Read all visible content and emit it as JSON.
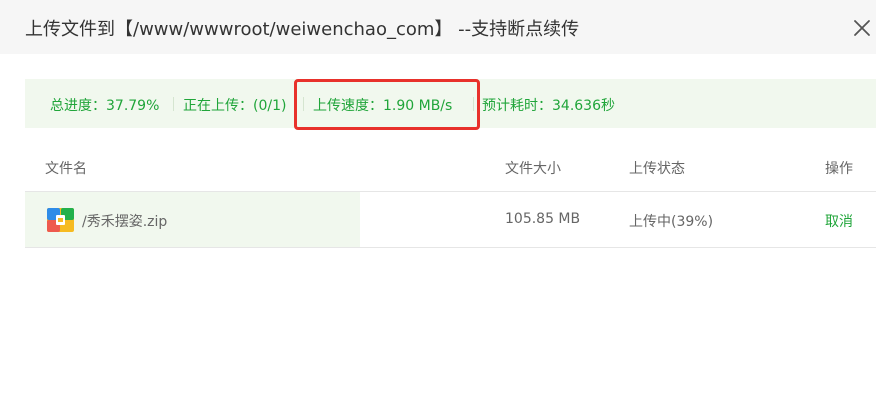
{
  "dialog": {
    "title": "上传文件到【/www/wwwroot/weiwenchao_com】 --支持断点续传"
  },
  "stats": {
    "total_progress": "总进度：37.79%",
    "uploading": "正在上传：(0/1)",
    "speed": "上传速度：1.90 MB/s",
    "eta": "预计耗时：34.636秒"
  },
  "table": {
    "headers": {
      "filename": "文件名",
      "size": "文件大小",
      "status": "上传状态",
      "action": "操作"
    },
    "rows": [
      {
        "filename": "/秀禾摆姿.zip",
        "size": "105.85 MB",
        "status": "上传中(39%)",
        "action": "取消",
        "progress": 0.39
      }
    ]
  },
  "colors": {
    "accent": "#20a53a",
    "highlight": "#e8312b",
    "progress_bg": "#f1f8ee"
  },
  "icons": {
    "close": "close-icon",
    "file": "zip-file-icon"
  }
}
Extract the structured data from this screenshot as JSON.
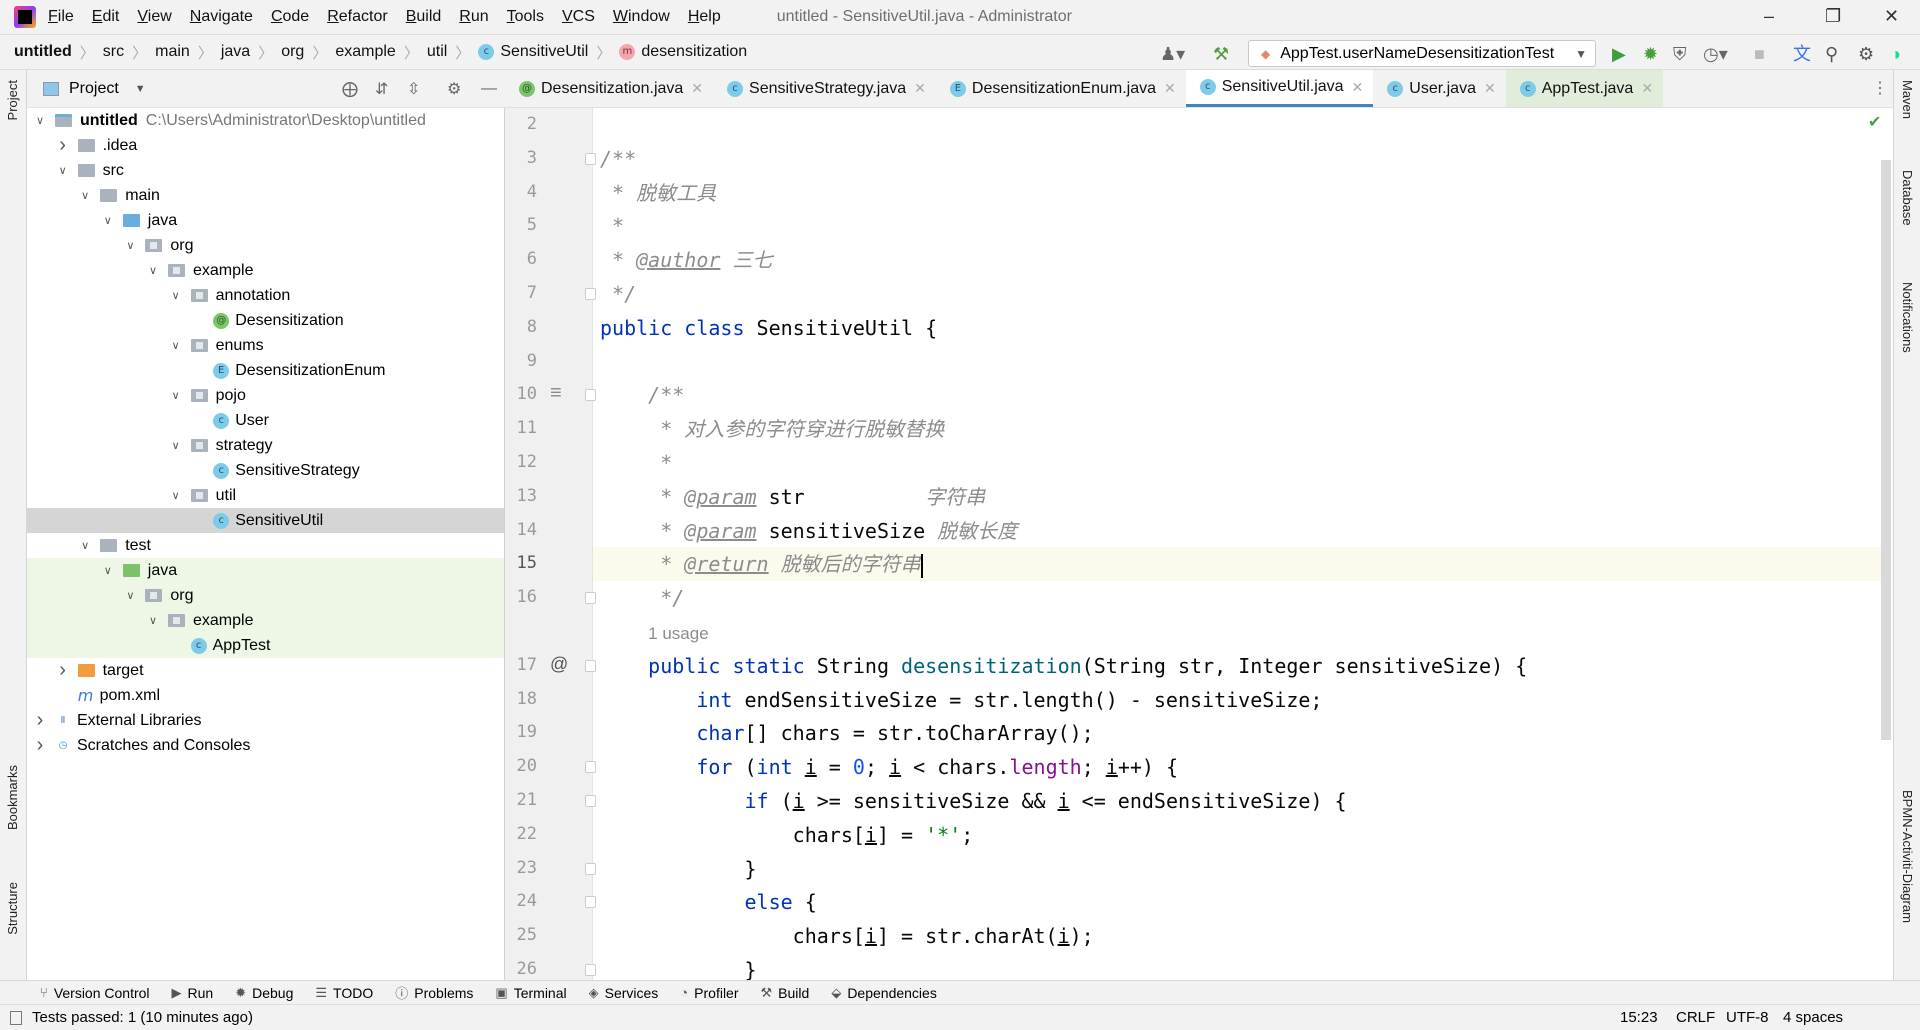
{
  "titlebar": {
    "menus": [
      "File",
      "Edit",
      "View",
      "Navigate",
      "Code",
      "Refactor",
      "Build",
      "Run",
      "Tools",
      "VCS",
      "Window",
      "Help"
    ],
    "title": "untitled - SensitiveUtil.java - Administrator"
  },
  "breadcrumb": {
    "items": [
      "untitled",
      "src",
      "main",
      "java",
      "org",
      "example",
      "util",
      "SensitiveUtil",
      "desensitization"
    ]
  },
  "toolbar": {
    "run_config": "AppTest.userNameDesensitizationTest"
  },
  "project_panel": {
    "title": "Project",
    "tree": [
      {
        "level": 0,
        "arrow": "open",
        "icon": "module",
        "label": "untitled",
        "bold": true,
        "path": "C:\\Users\\Administrator\\Desktop\\untitled"
      },
      {
        "level": 1,
        "arrow": "closed",
        "icon": "folder",
        "label": ".idea"
      },
      {
        "level": 1,
        "arrow": "open",
        "icon": "folder",
        "label": "src"
      },
      {
        "level": 2,
        "arrow": "open",
        "icon": "folder",
        "label": "main"
      },
      {
        "level": 3,
        "arrow": "open",
        "icon": "source-folder",
        "label": "java"
      },
      {
        "level": 4,
        "arrow": "open",
        "icon": "package",
        "label": "org"
      },
      {
        "level": 5,
        "arrow": "open",
        "icon": "package",
        "label": "example"
      },
      {
        "level": 6,
        "arrow": "open",
        "icon": "package",
        "label": "annotation"
      },
      {
        "level": 7,
        "arrow": "none",
        "icon": "annotation",
        "label": "Desensitization"
      },
      {
        "level": 6,
        "arrow": "open",
        "icon": "package",
        "label": "enums"
      },
      {
        "level": 7,
        "arrow": "none",
        "icon": "enum",
        "label": "DesensitizationEnum"
      },
      {
        "level": 6,
        "arrow": "open",
        "icon": "package",
        "label": "pojo"
      },
      {
        "level": 7,
        "arrow": "none",
        "icon": "class",
        "label": "User"
      },
      {
        "level": 6,
        "arrow": "open",
        "icon": "package",
        "label": "strategy"
      },
      {
        "level": 7,
        "arrow": "none",
        "icon": "class",
        "label": "SensitiveStrategy"
      },
      {
        "level": 6,
        "arrow": "open",
        "icon": "package",
        "label": "util"
      },
      {
        "level": 7,
        "arrow": "none",
        "icon": "class",
        "label": "SensitiveUtil",
        "selected": true
      },
      {
        "level": 2,
        "arrow": "open",
        "icon": "folder",
        "label": "test"
      },
      {
        "level": 3,
        "arrow": "open",
        "icon": "test-folder",
        "label": "java",
        "test": true
      },
      {
        "level": 4,
        "arrow": "open",
        "icon": "package",
        "label": "org",
        "test": true
      },
      {
        "level": 5,
        "arrow": "open",
        "icon": "package",
        "label": "example",
        "test": true
      },
      {
        "level": 6,
        "arrow": "none",
        "icon": "test-class",
        "label": "AppTest",
        "test": true
      },
      {
        "level": 1,
        "arrow": "closed",
        "icon": "excluded-folder",
        "label": "target"
      },
      {
        "level": 1,
        "arrow": "none",
        "icon": "maven",
        "label": "pom.xml"
      },
      {
        "level": 0,
        "arrow": "closed",
        "icon": "libraries",
        "label": "External Libraries"
      },
      {
        "level": 0,
        "arrow": "closed",
        "icon": "scratches",
        "label": "Scratches and Consoles"
      }
    ]
  },
  "tabs": [
    {
      "label": "Desensitization.java",
      "icon": "annotation"
    },
    {
      "label": "SensitiveStrategy.java",
      "icon": "class"
    },
    {
      "label": "DesensitizationEnum.java",
      "icon": "enum"
    },
    {
      "label": "SensitiveUtil.java",
      "icon": "class",
      "active": true
    },
    {
      "label": "User.java",
      "icon": "class"
    },
    {
      "label": "AppTest.java",
      "icon": "test-class",
      "test": true
    }
  ],
  "editor": {
    "caret": "15:23",
    "lines": [
      {
        "n": "2",
        "segs": []
      },
      {
        "n": "3",
        "segs": [
          [
            "/**",
            "cm"
          ]
        ]
      },
      {
        "n": "4",
        "segs": [
          [
            " * 脱敏工具",
            "cm"
          ]
        ]
      },
      {
        "n": "5",
        "segs": [
          [
            " *",
            "cm"
          ]
        ]
      },
      {
        "n": "6",
        "segs": [
          [
            " * ",
            "cm"
          ],
          [
            "@author",
            "tag"
          ],
          [
            " 三七",
            "cm"
          ]
        ]
      },
      {
        "n": "7",
        "segs": [
          [
            " */",
            "cm"
          ]
        ]
      },
      {
        "n": "8",
        "segs": [
          [
            "public class ",
            "kw"
          ],
          [
            "SensitiveUtil {",
            ""
          ]
        ]
      },
      {
        "n": "9",
        "segs": []
      },
      {
        "n": "10",
        "segs": [
          [
            "    /**",
            "cm"
          ]
        ]
      },
      {
        "n": "11",
        "segs": [
          [
            "     * 对入参的字符穿进行脱敏替换",
            "cm"
          ]
        ]
      },
      {
        "n": "12",
        "segs": [
          [
            "     *",
            "cm"
          ]
        ]
      },
      {
        "n": "13",
        "segs": [
          [
            "     * ",
            "cm"
          ],
          [
            "@param",
            "tag"
          ],
          [
            " str",
            ""
          ],
          [
            "          字符串",
            "cm"
          ]
        ]
      },
      {
        "n": "14",
        "segs": [
          [
            "     * ",
            "cm"
          ],
          [
            "@param",
            "tag"
          ],
          [
            " sensitiveSize",
            ""
          ],
          [
            " 脱敏长度",
            "cm"
          ]
        ]
      },
      {
        "n": "15",
        "segs": [
          [
            "     * ",
            "cm"
          ],
          [
            "@return",
            "tag"
          ],
          [
            " 脱敏后的字符串",
            "cm"
          ]
        ],
        "current": true
      },
      {
        "n": "16",
        "segs": [
          [
            "     */",
            "cm"
          ]
        ]
      },
      {
        "n": "",
        "segs": [
          [
            "    ",
            ""
          ],
          [
            "1 usage",
            "inlay"
          ]
        ]
      },
      {
        "n": "17",
        "segs": [
          [
            "    public static ",
            "kw"
          ],
          [
            "String ",
            ""
          ],
          [
            "desensitization",
            "fn"
          ],
          [
            "(String str, Integer sensitiveSize) {",
            ""
          ]
        ]
      },
      {
        "n": "18",
        "segs": [
          [
            "        int ",
            "kw"
          ],
          [
            "endSensitiveSize = str.length() - sensitiveSize;",
            ""
          ]
        ]
      },
      {
        "n": "19",
        "segs": [
          [
            "        char",
            "kw"
          ],
          [
            "[] chars = str.toCharArray();",
            ""
          ]
        ]
      },
      {
        "n": "20",
        "segs": [
          [
            "        for ",
            "kw"
          ],
          [
            "(",
            ""
          ],
          [
            "int ",
            "kw"
          ],
          [
            "i",
            "var"
          ],
          [
            " = ",
            ""
          ],
          [
            "0",
            "num"
          ],
          [
            "; ",
            ""
          ],
          [
            "i",
            "var"
          ],
          [
            " < chars.",
            ""
          ],
          [
            "length",
            "fld"
          ],
          [
            "; ",
            ""
          ],
          [
            "i",
            "var"
          ],
          [
            "++) {",
            ""
          ]
        ]
      },
      {
        "n": "21",
        "segs": [
          [
            "            if ",
            "kw"
          ],
          [
            "(",
            ""
          ],
          [
            "i",
            "var"
          ],
          [
            " >= sensitiveSize && ",
            ""
          ],
          [
            "i",
            "var"
          ],
          [
            " <= endSensitiveSize) {",
            ""
          ]
        ]
      },
      {
        "n": "22",
        "segs": [
          [
            "                chars[",
            ""
          ],
          [
            "i",
            "var"
          ],
          [
            "] = ",
            ""
          ],
          [
            "'*'",
            "str"
          ],
          [
            ";",
            ""
          ]
        ]
      },
      {
        "n": "23",
        "segs": [
          [
            "            }",
            ""
          ]
        ]
      },
      {
        "n": "24",
        "segs": [
          [
            "            else ",
            "kw"
          ],
          [
            "{",
            ""
          ]
        ]
      },
      {
        "n": "25",
        "segs": [
          [
            "                chars[",
            ""
          ],
          [
            "i",
            "var"
          ],
          [
            "] = str.charAt(",
            ""
          ],
          [
            "i",
            "var"
          ],
          [
            ");",
            ""
          ]
        ]
      },
      {
        "n": "26",
        "segs": [
          [
            "            }",
            ""
          ]
        ]
      }
    ]
  },
  "left_strip": {
    "project": "Project",
    "bookmarks": "Bookmarks",
    "structure": "Structure"
  },
  "right_strip": {
    "maven": "Maven",
    "database": "Database",
    "notifications": "Notifications",
    "bpmn": "BPMN-Activiti-Diagram"
  },
  "tool_windows": [
    "Version Control",
    "Run",
    "Debug",
    "TODO",
    "Problems",
    "Terminal",
    "Services",
    "Profiler",
    "Build",
    "Dependencies"
  ],
  "status": {
    "message": "Tests passed: 1 (10 minutes ago)",
    "position": "15:23",
    "line_sep": "CRLF",
    "encoding": "UTF-8",
    "indent": "4 spaces"
  }
}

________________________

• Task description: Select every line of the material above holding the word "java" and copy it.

• Result:
    "title": "untitled - SensitiveUtil.java - Administrator"
      "java",
        "label": "java"
        "label": "java",
      "label": "Desensitization.java",
      "label": "SensitiveStrategy.java",
      "label": "DesensitizationEnum.java",
      "label": "SensitiveUtil.java",
      "label": "User.java",
      "label": "AppTest.java",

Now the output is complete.